■ Task requirements:
Where in the entries below does "keyboard" appear? Copy every line that has it.

■ Records from a data collection:
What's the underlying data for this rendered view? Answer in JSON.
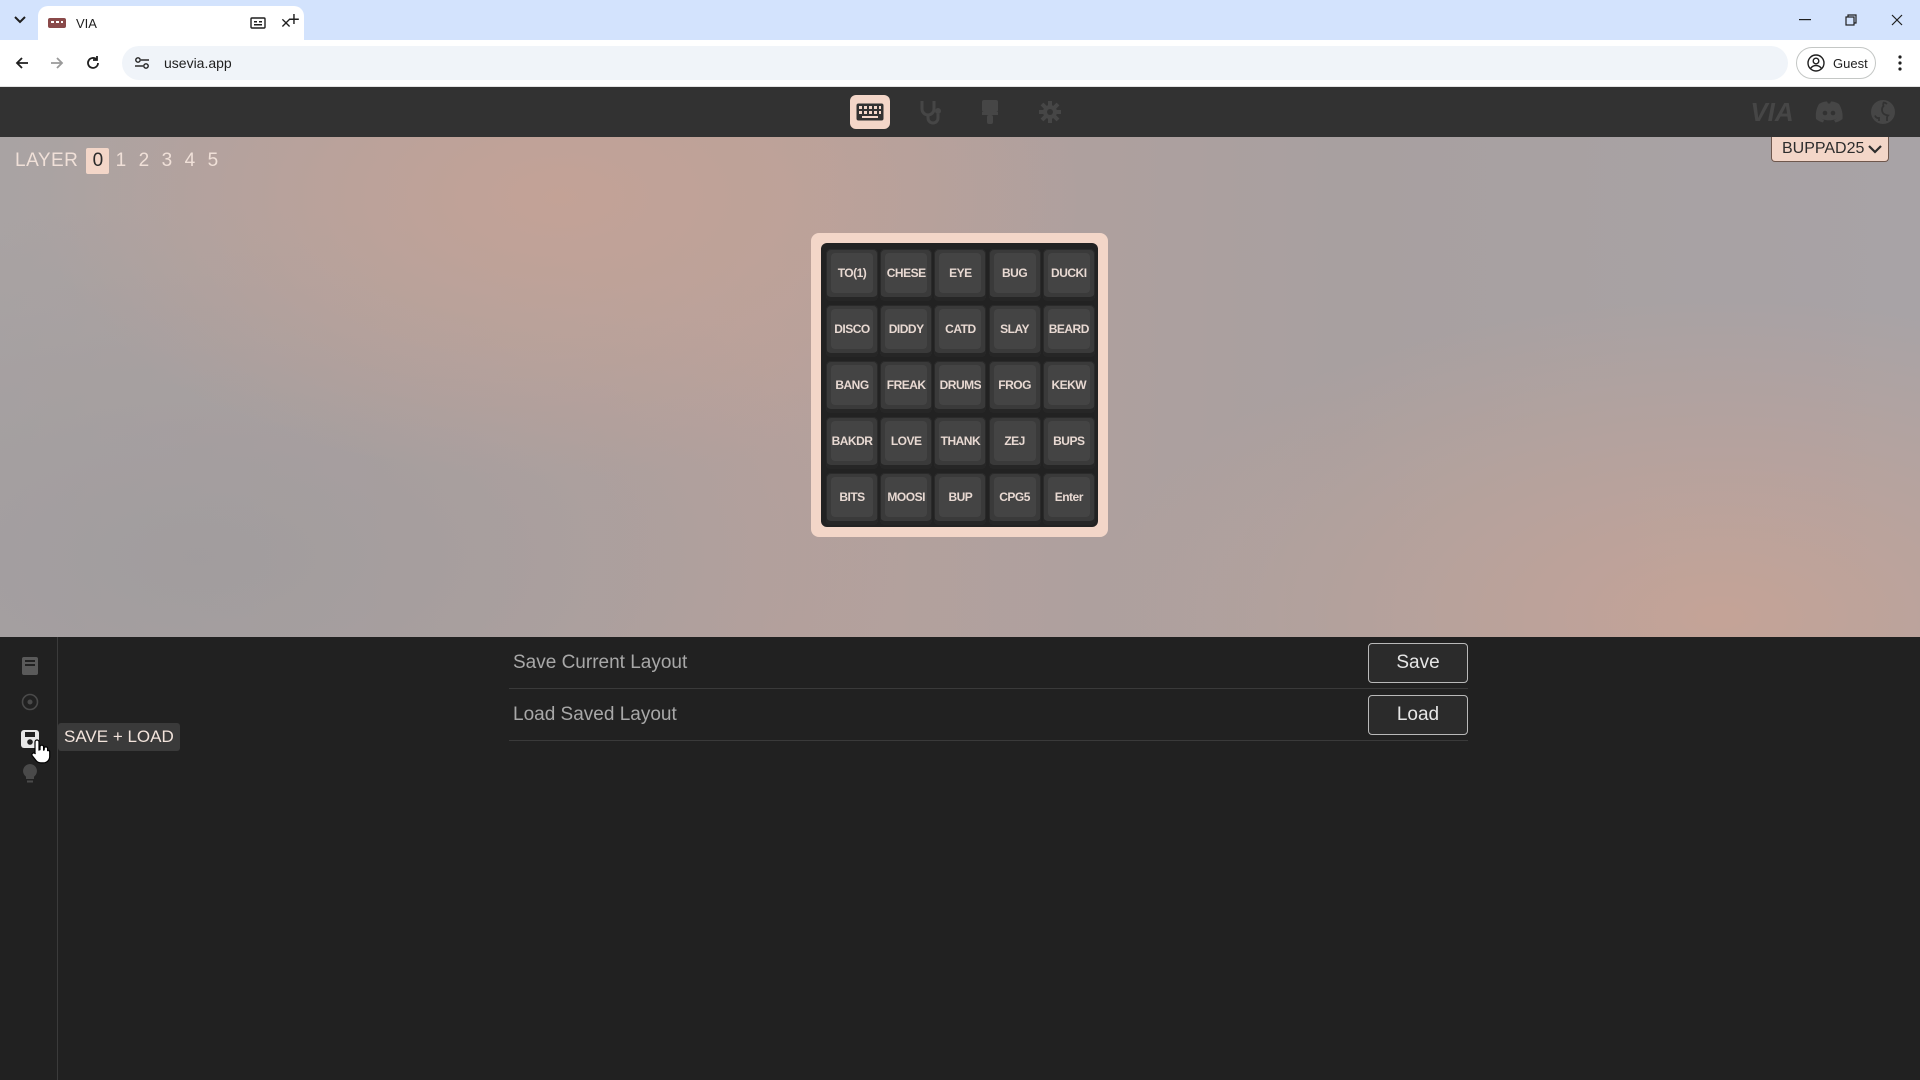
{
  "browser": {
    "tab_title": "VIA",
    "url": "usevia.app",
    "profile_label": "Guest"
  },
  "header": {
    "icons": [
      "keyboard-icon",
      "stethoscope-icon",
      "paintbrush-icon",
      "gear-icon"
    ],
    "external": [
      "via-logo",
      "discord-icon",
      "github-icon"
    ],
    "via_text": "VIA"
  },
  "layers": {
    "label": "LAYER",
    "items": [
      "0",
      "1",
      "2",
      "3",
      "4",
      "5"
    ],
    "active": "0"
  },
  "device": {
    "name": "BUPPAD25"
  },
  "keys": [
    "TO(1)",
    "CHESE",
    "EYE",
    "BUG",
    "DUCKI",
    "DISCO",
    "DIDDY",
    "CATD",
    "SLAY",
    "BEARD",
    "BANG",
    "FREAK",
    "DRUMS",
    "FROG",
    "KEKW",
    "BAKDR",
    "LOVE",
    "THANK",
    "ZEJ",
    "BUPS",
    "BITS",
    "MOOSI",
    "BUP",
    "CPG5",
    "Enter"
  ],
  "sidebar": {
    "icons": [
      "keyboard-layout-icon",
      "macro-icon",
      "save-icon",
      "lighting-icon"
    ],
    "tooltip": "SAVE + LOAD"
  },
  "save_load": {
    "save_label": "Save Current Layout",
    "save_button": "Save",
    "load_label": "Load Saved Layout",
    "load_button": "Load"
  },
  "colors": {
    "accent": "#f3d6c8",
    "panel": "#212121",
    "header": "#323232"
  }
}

■ Written answer:
      "keyboard-icon",
      "keyboard-layout-icon",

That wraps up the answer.